Assignment:
Which lines of the records below contain the word "JSON"? Show each one.

-- Data to use follows --

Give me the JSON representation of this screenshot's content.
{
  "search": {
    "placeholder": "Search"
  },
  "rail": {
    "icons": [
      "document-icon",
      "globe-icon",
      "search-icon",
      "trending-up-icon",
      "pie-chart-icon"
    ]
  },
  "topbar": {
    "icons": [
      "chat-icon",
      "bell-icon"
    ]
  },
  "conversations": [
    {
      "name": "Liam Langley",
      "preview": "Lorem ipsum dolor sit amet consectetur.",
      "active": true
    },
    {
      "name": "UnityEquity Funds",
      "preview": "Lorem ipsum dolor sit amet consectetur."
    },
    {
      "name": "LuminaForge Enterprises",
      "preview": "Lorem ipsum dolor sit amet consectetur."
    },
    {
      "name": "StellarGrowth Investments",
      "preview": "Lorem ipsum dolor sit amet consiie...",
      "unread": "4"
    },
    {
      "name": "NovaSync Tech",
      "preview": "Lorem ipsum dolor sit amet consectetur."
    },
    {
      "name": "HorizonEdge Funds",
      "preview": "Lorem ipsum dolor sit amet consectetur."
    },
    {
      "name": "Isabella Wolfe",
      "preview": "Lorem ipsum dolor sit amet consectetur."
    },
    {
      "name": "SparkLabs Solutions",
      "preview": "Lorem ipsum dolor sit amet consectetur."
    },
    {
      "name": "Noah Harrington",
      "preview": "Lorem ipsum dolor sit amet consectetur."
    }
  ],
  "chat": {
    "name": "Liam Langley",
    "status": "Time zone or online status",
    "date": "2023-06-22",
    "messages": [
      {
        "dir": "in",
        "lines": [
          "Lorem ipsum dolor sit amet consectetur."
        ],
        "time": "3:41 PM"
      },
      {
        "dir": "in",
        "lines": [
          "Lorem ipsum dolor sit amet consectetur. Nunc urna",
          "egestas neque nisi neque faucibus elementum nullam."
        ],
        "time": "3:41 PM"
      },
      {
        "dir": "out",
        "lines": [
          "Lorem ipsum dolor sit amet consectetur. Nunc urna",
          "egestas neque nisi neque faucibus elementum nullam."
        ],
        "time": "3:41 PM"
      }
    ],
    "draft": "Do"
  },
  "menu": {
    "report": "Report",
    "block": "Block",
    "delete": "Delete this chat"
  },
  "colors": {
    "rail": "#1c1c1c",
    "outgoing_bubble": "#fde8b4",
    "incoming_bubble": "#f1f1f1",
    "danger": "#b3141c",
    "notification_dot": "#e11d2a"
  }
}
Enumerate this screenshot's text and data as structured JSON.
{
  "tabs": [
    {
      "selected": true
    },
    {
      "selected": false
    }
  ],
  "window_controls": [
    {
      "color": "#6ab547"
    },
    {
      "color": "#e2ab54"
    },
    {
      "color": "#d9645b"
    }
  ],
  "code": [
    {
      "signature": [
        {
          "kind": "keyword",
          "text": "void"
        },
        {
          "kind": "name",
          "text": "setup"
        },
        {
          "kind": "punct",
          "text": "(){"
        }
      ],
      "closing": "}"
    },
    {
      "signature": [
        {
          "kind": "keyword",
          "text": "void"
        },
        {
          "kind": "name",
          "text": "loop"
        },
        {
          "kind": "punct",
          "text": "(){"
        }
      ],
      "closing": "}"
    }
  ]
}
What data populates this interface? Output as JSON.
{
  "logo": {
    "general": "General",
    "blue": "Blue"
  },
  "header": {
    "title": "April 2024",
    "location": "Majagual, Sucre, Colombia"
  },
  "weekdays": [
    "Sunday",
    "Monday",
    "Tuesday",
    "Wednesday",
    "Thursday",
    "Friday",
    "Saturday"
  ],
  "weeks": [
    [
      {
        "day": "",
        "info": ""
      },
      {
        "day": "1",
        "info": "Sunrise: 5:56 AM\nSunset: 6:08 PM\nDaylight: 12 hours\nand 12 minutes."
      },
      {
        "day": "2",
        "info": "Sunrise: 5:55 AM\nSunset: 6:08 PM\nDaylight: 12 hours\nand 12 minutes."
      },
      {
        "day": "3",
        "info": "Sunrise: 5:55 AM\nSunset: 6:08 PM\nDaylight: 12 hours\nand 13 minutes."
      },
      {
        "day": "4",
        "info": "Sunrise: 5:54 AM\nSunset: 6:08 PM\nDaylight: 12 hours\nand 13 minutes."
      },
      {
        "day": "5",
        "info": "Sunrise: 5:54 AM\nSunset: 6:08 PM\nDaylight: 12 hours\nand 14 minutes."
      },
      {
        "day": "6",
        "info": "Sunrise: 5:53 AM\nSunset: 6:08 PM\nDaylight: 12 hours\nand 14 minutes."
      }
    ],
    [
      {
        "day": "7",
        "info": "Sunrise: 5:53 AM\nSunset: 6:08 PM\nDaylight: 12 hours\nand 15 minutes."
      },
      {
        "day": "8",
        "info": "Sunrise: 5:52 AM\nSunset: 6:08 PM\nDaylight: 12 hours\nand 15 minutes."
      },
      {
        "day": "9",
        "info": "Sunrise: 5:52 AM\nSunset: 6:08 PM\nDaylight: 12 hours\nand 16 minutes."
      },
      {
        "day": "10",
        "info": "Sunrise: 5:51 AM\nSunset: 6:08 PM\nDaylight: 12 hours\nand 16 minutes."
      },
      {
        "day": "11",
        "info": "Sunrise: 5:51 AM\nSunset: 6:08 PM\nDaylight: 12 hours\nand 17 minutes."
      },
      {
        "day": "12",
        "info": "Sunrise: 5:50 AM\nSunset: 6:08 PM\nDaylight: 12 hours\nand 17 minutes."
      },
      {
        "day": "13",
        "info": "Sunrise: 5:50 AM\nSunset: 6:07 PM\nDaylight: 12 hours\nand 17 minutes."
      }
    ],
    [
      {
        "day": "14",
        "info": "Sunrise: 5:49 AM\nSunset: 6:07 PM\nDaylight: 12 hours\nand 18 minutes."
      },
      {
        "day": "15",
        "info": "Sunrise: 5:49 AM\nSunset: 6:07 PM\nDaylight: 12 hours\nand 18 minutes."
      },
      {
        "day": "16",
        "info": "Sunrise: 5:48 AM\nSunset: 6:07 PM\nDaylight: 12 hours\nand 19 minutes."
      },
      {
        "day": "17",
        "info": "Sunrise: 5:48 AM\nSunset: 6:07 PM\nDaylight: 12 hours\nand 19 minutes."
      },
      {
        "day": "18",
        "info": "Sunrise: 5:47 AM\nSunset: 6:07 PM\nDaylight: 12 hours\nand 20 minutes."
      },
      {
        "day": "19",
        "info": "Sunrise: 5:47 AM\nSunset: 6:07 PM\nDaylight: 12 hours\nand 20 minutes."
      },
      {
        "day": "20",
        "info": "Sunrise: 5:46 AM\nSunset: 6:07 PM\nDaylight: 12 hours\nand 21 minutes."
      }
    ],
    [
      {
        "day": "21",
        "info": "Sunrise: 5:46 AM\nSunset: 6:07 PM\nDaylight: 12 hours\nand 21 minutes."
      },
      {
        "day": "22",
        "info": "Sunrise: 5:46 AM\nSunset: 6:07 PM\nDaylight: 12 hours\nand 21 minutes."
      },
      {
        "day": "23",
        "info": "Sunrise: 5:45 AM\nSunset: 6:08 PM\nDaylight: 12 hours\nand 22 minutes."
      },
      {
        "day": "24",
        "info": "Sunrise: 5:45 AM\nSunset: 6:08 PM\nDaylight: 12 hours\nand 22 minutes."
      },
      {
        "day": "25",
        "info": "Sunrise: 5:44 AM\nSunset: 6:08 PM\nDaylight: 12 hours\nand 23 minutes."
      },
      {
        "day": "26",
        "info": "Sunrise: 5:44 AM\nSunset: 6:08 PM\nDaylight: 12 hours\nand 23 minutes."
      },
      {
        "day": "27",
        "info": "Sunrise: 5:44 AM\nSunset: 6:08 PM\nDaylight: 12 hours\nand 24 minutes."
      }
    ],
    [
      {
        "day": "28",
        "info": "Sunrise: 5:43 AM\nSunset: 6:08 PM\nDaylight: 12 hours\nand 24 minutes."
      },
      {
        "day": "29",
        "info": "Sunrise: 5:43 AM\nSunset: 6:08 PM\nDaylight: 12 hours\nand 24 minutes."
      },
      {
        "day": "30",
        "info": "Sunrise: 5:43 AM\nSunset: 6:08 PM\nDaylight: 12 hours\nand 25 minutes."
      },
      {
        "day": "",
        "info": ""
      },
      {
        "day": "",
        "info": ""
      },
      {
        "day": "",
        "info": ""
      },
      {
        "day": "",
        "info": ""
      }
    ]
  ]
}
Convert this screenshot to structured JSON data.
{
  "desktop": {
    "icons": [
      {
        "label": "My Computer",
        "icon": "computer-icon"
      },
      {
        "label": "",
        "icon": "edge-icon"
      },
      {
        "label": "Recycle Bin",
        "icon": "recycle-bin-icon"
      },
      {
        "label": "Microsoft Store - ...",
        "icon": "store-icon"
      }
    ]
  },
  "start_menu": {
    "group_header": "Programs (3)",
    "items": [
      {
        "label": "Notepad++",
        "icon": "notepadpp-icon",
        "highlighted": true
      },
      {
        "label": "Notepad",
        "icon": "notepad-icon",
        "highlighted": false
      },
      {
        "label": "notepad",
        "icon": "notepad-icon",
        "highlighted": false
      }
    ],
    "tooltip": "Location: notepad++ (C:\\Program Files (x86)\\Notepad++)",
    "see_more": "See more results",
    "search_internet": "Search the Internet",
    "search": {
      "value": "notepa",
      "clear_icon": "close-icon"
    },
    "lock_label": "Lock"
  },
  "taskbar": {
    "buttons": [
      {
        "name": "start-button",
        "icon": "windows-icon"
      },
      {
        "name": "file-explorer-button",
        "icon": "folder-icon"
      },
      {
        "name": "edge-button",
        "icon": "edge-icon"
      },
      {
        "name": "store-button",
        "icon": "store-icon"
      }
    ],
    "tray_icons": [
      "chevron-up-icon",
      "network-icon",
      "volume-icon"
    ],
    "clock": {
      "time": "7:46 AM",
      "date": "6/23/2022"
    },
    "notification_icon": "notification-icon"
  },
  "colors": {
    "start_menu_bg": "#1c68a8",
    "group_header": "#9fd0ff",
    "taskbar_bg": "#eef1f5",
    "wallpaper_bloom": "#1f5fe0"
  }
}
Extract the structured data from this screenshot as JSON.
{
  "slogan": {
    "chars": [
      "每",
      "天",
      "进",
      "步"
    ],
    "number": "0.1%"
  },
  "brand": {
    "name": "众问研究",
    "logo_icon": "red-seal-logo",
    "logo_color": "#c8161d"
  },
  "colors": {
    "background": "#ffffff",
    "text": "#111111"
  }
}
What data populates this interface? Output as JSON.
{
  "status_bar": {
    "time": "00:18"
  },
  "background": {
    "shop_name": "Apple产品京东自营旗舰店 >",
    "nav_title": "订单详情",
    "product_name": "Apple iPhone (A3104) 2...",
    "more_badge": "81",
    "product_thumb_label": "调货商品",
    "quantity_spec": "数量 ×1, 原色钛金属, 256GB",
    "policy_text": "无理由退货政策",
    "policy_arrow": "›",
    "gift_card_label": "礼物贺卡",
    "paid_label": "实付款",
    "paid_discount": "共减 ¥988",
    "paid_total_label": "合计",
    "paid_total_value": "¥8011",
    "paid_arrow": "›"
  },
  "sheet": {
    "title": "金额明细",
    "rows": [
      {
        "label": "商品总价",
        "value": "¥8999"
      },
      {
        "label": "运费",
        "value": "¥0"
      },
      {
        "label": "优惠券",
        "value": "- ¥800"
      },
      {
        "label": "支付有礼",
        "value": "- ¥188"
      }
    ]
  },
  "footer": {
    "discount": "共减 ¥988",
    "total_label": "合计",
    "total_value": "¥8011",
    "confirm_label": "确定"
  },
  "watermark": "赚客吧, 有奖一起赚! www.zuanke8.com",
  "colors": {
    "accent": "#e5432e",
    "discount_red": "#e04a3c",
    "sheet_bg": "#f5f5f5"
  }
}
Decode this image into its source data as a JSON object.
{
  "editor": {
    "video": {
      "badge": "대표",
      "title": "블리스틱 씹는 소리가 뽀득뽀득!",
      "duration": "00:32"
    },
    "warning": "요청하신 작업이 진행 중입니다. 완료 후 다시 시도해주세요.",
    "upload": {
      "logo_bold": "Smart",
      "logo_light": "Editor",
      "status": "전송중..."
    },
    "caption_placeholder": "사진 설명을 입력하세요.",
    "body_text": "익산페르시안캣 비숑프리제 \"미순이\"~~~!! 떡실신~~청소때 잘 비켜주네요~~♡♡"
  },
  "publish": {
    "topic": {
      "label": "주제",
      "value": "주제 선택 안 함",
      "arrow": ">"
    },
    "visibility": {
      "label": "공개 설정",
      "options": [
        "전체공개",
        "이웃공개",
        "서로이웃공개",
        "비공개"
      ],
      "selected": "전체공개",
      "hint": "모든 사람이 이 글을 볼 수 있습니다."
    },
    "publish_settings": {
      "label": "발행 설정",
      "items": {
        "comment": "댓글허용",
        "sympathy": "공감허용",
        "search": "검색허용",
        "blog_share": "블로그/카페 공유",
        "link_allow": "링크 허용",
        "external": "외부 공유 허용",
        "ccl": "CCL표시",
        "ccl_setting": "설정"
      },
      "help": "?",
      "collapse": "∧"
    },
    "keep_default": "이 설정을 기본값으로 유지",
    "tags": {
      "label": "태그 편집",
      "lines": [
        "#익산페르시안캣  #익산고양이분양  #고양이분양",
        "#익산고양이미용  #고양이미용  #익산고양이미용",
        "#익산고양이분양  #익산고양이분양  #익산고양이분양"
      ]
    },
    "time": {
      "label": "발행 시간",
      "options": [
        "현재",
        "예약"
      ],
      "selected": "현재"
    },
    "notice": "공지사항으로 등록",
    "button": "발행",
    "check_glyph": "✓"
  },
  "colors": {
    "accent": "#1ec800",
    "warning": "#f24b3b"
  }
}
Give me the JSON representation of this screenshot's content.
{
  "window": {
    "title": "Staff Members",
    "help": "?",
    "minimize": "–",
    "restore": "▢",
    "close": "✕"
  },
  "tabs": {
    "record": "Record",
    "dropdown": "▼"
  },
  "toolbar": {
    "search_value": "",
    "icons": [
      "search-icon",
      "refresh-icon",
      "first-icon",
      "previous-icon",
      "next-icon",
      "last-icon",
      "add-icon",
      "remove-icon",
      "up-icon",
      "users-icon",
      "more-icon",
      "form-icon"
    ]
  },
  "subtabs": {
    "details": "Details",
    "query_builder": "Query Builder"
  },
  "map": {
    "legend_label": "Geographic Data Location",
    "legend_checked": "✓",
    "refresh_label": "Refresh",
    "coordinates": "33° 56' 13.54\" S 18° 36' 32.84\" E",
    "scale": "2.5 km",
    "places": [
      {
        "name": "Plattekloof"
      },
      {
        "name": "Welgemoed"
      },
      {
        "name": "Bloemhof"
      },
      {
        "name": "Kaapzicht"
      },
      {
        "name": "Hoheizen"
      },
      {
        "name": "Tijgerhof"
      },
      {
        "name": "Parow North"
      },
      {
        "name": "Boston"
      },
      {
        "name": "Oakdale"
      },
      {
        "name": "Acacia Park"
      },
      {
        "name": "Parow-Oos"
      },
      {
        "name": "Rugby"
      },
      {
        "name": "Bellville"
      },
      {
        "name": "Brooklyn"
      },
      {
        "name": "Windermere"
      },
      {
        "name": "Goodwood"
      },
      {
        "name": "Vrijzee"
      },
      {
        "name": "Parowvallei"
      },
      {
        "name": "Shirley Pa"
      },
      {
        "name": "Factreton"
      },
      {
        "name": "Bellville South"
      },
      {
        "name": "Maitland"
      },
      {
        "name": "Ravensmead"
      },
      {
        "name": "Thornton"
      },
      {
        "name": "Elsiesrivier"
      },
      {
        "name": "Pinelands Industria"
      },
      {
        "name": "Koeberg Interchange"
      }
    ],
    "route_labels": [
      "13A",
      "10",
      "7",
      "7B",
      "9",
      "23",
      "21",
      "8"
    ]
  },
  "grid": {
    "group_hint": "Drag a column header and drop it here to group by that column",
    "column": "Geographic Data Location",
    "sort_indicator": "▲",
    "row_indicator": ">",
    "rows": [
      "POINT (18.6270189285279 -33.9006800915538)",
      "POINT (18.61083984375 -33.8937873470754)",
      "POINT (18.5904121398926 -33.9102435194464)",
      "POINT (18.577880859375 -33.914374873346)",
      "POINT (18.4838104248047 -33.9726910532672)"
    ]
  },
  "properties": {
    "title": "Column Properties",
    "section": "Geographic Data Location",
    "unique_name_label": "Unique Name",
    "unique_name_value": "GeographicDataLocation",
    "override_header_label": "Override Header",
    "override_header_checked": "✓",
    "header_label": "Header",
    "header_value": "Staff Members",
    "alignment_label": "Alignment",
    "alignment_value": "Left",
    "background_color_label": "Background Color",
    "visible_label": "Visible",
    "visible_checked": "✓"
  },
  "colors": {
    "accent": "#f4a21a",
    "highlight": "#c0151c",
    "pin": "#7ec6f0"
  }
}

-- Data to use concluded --

Expected output:
Give me the JSON representation of this screenshot's content.
Enumerate this screenshot's text and data as structured JSON.
What data populates this interface? Output as JSON.
Convert this screenshot to structured JSON data.
Extract the structured data from this screenshot as JSON.
What data populates this interface? Output as JSON.
Decode this image into its source data as a JSON object.
Give me the JSON representation of this screenshot's content.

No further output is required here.